8/24/2017 02:03:00 pm
I mean patois (wish I could blame that on autocorrect).
8/21/2017 10:14:38 am
Ed, I too attended P.S. 131, K-8 from the mid-1930s to the early 40s. I have nothing but fond memories of this period in my life and.in fact, it has been a lifeline. I am sure we have had many shared experiences but will spare you the reminisces of an older person. I will say I deplore your readers personal attacks on the Trumps.
8/21/2017 12:23:56 pm
Dear Mr. Kolk: Thank you for your presence. I believe this is the first time I have seen a comment by you., Welcome.
8/21/2017 01:22:40 pm
8/21/2017 02:01:31 pm
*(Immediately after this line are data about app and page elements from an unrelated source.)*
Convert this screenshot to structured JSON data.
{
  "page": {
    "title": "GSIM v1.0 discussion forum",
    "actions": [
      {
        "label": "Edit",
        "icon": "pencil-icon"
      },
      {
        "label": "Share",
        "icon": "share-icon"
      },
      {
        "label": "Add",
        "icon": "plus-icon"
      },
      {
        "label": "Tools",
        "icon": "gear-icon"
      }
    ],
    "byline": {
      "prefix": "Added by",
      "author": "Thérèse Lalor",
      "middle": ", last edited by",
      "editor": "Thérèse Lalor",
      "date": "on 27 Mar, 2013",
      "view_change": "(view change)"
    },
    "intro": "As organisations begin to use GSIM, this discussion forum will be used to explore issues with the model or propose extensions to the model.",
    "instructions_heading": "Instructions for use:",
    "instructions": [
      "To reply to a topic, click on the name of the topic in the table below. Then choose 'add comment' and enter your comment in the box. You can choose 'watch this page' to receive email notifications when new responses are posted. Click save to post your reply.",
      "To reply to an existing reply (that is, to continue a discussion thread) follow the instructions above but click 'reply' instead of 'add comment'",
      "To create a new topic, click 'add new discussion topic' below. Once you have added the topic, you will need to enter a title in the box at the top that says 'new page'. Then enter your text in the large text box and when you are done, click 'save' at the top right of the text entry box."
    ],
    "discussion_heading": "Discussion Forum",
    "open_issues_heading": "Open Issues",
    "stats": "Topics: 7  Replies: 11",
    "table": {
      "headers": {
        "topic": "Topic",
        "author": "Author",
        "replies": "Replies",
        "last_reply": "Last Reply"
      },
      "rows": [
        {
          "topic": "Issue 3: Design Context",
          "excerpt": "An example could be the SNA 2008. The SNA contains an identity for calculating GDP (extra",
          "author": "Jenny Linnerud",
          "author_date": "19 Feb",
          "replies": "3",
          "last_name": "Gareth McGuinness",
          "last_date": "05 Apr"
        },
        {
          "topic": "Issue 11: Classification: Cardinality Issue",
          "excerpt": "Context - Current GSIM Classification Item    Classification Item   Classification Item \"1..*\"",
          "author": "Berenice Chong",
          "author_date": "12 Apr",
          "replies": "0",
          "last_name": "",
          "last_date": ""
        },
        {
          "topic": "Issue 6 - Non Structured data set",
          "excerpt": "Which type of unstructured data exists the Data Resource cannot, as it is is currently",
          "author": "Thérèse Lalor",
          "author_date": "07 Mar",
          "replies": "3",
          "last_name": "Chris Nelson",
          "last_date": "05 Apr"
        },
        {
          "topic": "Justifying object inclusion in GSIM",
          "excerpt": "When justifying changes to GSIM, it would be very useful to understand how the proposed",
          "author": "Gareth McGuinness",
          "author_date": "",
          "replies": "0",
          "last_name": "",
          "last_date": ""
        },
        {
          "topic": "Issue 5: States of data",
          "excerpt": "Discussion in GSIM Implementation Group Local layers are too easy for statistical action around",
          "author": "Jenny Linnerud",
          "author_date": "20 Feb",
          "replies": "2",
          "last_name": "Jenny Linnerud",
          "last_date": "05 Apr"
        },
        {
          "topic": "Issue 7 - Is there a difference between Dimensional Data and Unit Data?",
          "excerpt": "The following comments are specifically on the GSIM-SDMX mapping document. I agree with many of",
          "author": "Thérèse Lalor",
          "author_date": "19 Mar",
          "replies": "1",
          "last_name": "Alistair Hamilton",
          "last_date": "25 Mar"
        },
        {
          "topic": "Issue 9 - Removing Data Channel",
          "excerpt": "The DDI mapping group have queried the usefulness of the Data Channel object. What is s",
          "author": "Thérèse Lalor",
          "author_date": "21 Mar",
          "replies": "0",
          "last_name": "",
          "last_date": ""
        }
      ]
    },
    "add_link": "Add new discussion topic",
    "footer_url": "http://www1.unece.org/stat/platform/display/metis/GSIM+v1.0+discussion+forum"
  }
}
Bruce: waiting for 2/3 eclipse here. (How many kilowatts is that?)
8/21/2017 02:43:02 pm
8/21/2017 04:25:11 pm
8/21/2017 05:34:35 pm
Absolutely! Some also stopped at Springfield Gardens. Amityville, Lindenhurst, Copaige and Babylon.. change for GreenPort and For Montauk lined. Springfield Gardens fits next to St. Albans.
8/21/2017 05:38:12 pm
Did I compound the error, my memory just said, Amityville, COPAIGE, Lindenhurst and Babylon!
8/24/2017 04:16:52 pm
Despite your guidance, Mendel, I spelled Copiague wrong, twice. I should have been sent to military school. 😱
8/21/2017 09:51:51 pm
Both my folks were New Yorkers. Dad born in 27 and mom(still around) born in 35. She worked at Schumacher and my grandfather was a dentist on Madison Ave.
8/25/2017 02:04:50 am
Comments are closed.
“I don’t think people understand how Covid affects older Americans,” Mr. Caretti said with frustration. “In 2020, there was this all-in-this-together vibe, and it’s been annihilated. People just need to care about other people, man. That’s my soapbox.”
---Vic Caretti, 47, whose father recently died of Covid at 85.
---From an article by Paula Span, who covers old age for the NYT, which currently has 2646 comments, the majority criticizing the American public – and public officials – for acting as if the pandemic is “over.”
Classic wishful thinking, at a lethal level.